Thursday, May 15, 2008

Mending our web

The theme of the Whole Earth Festival (annual music/art/education fair in Davis) this year was "Mending our web." In the past I've performed musically, sold crafts and demonstrated weaving/spinning; this year I decided to concentrate on making some art for Artspace. My piece:

It was definitely a process. The glass figures were flameworked over several weeks. Once those were done, I spun up fine silk thread from some of the silkworms I raised last year. The wooden framework was the most challenging. I cut thin strips of some scrap wood I had on the table saw, shaped the ends on the bandsaw and sanded them smooth with the drum sander. However, I wanted to avoid making a steambox to bend the wood and found that the resulting strips were still too thick to bend easily. Luckily I like handplaning and got plenty of practice thinning the strips. Taking a hot shower with them got a gentle curve in, but I had to resort to time over the teapot to bend them as much as I wanted. Then there was the task of weaving the flattened wire and suspending the glass figures on the silk without letting them bang into each other. Finished the sculpture two days later than I'd wanted to, but still in time for the festival.

Meanwhile, my current group of silkworms have been madly spinning. Here's one in progress:

and more cocoons:and more:
and more, pulled off their perches to make room for later spinners:
One determined little silkworm even made it out of the box, across several feet of carpet and up a couple feet to spin his/her cocoon here:
I guess that shows I didn't practice the bass for a couple days this past week but it was a very busy week. However, I did have my first bass lesson and's all about scales. Growing up playing classical piano (not practicing or I might be better, mostly playing) I was never very fond of scales, but in working with my college teacher, I became more appreciative of working on scales to improve technique, so I will be a good little bass student and start doing scales instead of my current regimen of playing/singing jazz ballads. Watch out neighbors, I'm learning to bow...

And last pic of Aaron's first harvest of potatoes...lovely purple and yellow fingerlings preparing for their demise:


Shannon said...

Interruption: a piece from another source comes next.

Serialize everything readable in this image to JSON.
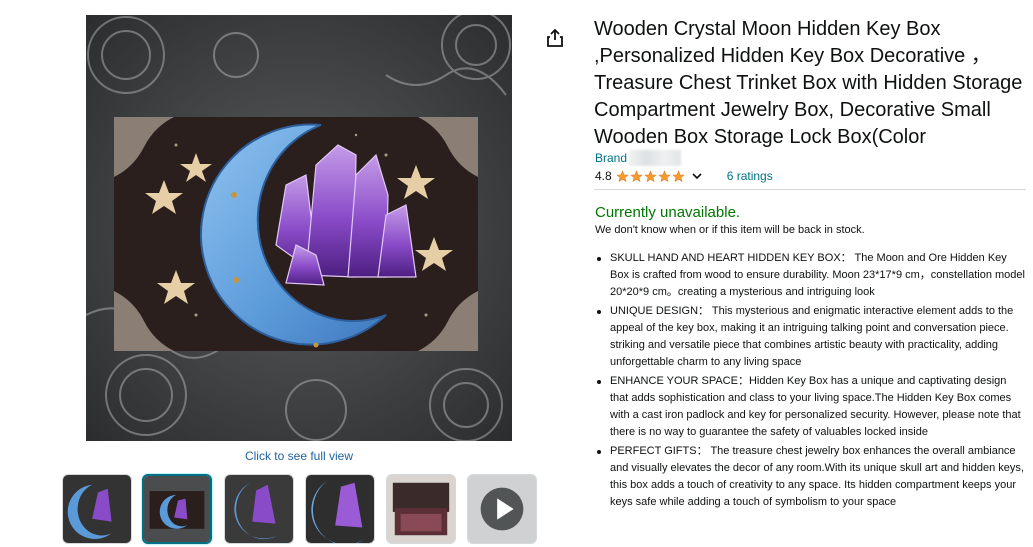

Wow, Kim...the sculpture is amazing. And I thought I was impressed by the squid (which were the first to sell, btw)! And I must say, I have potato envy! Folks are just getting them into the soil over will be much later in the summer when we'll see them at market. We didn't plant any this year, because we hope to be in Cali again by Autumn!

spirals said...

wow... that art piece is probably the most beautiful thing i have seen.... in i dont know how many years.... stunning... mind blowingly wonderful

Mel said...

That was an amazing post. I know you talked about the sculpture when we last spoke on the phone, but you didn't tell me it had so many elements in it! I am assuming you flameworked each person intentionally for thsi project, not pulling off former people from their old perches? ;)

Seriously, the sculpture is gorgeous!

And I loved seeing the pic of the rogue silkworm. :) Have you started eating the dead ones yet, or do they get graciously dumped in the compost bin?

And yes, I remember scales from years of playing violin when I was little. "ee-ee-ee-eee-eee-ee..." my mom said when I first started, I sounded like a moose in heat. Although, thinking back..she's from Panama. When has she ever heard a moose??